Welcome to the Jungle Gym
On a frigid December night in 2002, Guns N' Roses played what might
On a frigid December night in 2002, Guns N’ Roses played what mighthave been their last show in New York City at Madison SquareGarden. Tonight, one year later, a different version of the band isplaying its first concert several blocks downtown at CBGB’s 313Gallery. The two performances are quite similar–not manyoriginal members are present and both close with raucous renditionsof “Paradise City”–except this time the lead singer is anine-year-old girl from Ramsey, New Jersey.
Thegig marks the debut of Li’l Gn’r, the first (and presumably only) GunsN’ Roses kids tribute band, on their “Appetite for Instruction” tour.The group, assembled by New York City comic Mark Malkoff, spend moretime dancing with Mister Rogers than Mr. Brownstone-Li’l Slash is afive-year-old boy-but under Malkoff’s tutelage they retain the realGN’R’s flair for cockiness, excess (Krispy Kreme on demand!) and, ofcourse, showmanship.
“Guns N’ Roses are my favorite band of all time,” Malkoff says.
“I want to bring it back to the kids. And hearing five-year-olds talk about Use Your Illusionis great.” A short video shown before the kids take the stage documentsMalkoff handpicking his li’l stars, forcing them to agree to changetheir names and rob liquor stores for the cause. By the end, the microrockers are trashing hotel rooms and chilling in limos.
While waiting for the performance to begin (like theirgrownup counterparts, apparently Li’l Gn’r tend to be tardy), twokindergarten-age girls frolick to the PA’s steady stream of ’80s metalfavorites, including “Cum On Feel the Noize.” One band member’s mom issqueezed into a pair of silver velour pants, but no one is showingtheir boobs or scoring dope in the bathroom. Instead, someone yells,”Grandma’s sitting down over there!”

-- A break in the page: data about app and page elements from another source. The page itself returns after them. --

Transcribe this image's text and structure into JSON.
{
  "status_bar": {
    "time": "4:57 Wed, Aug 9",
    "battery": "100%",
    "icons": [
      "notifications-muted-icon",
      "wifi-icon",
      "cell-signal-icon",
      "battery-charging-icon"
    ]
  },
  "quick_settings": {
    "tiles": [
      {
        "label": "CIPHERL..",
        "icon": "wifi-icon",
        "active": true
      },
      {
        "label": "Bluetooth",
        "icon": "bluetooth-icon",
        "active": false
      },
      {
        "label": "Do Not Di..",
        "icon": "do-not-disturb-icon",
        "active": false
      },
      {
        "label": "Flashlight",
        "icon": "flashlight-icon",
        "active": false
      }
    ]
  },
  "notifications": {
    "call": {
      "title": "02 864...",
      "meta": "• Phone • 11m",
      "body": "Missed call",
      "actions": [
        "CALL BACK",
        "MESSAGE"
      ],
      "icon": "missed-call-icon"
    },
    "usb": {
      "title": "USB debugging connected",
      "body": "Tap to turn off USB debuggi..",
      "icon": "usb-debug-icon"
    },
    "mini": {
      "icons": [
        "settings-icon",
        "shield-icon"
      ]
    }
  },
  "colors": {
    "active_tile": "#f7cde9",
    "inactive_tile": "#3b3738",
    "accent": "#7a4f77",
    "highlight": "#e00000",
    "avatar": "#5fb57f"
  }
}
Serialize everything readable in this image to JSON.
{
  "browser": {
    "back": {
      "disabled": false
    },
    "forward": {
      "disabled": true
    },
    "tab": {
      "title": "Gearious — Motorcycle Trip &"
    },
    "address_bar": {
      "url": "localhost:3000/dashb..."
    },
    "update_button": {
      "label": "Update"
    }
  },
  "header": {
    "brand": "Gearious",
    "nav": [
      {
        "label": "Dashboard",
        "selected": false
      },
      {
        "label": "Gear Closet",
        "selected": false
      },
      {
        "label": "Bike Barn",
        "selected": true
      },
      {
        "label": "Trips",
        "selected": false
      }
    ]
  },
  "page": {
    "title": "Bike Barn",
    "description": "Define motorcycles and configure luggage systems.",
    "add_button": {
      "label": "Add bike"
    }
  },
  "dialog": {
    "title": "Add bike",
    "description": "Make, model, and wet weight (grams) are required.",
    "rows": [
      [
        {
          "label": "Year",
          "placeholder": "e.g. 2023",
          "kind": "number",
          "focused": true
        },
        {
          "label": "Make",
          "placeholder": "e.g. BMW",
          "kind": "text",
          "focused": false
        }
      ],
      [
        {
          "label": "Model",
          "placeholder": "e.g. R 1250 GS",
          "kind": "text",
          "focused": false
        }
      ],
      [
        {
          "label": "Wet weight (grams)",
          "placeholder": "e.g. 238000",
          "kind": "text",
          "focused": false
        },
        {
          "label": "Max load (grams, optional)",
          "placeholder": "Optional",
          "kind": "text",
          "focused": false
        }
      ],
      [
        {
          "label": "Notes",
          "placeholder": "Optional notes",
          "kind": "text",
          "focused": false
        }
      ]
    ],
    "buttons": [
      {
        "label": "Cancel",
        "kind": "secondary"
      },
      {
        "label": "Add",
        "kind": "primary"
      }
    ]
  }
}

Then, behind a shimmering curtain emblazoned with theirlogo, Li’l Gn’r appear. The opening riff of “Welcome to the Jungle”cranks over the sound system, and the curtain drops, revealing the tinyband. Li’l Axl struts and headbangs, ripping into the “sha na na na nana na na knees, knees!” section. She offers an enthusiastic “Goodevening, New York! It may be cold outside, but it’s hot in here!” Li’lAxl is flanked by one of the two other li’l girl rockers-Izzy, 11, whoshares vocal duties. She thanks her supporters: “Mommy, Daddy, mybrother.”
Since Li’l Slash’s motor skills aren’t fully developed andthe other kids aren’t prodigies, all the songs are done karaoke-style,with the band miming while they hold mini instruments. But the groupretain an air of professionalism and don’t even blink when a shirtlessadult fan jumps onstage and is removed by two bouncers. They blazethrough a rendition of “Sweet Child o’ Mine” and a subdued”Patience”/”November Rain” medley and are only momentarily distractedby falling red and black balloons during their finale. Afterward, theband unwind backstage and assess their performance.
“I thought we rocked the house,” Li’l Axl declares,adjusting the black leather cap perched atop her red bandanna. “Butwhen we can afford a new manager,” Li’l Izzy confides, “we’re going toget rid of Mark.”
So how are a band that are supposed to “get up around seven/ Get outta bed around nine” (as the GN’R song goes) able to operatewhen everyone needs to be tucked in before then? Li’l Axl offers anexplanation: “My bedtime is at 9:30,” she says. “But tonight is anexception.”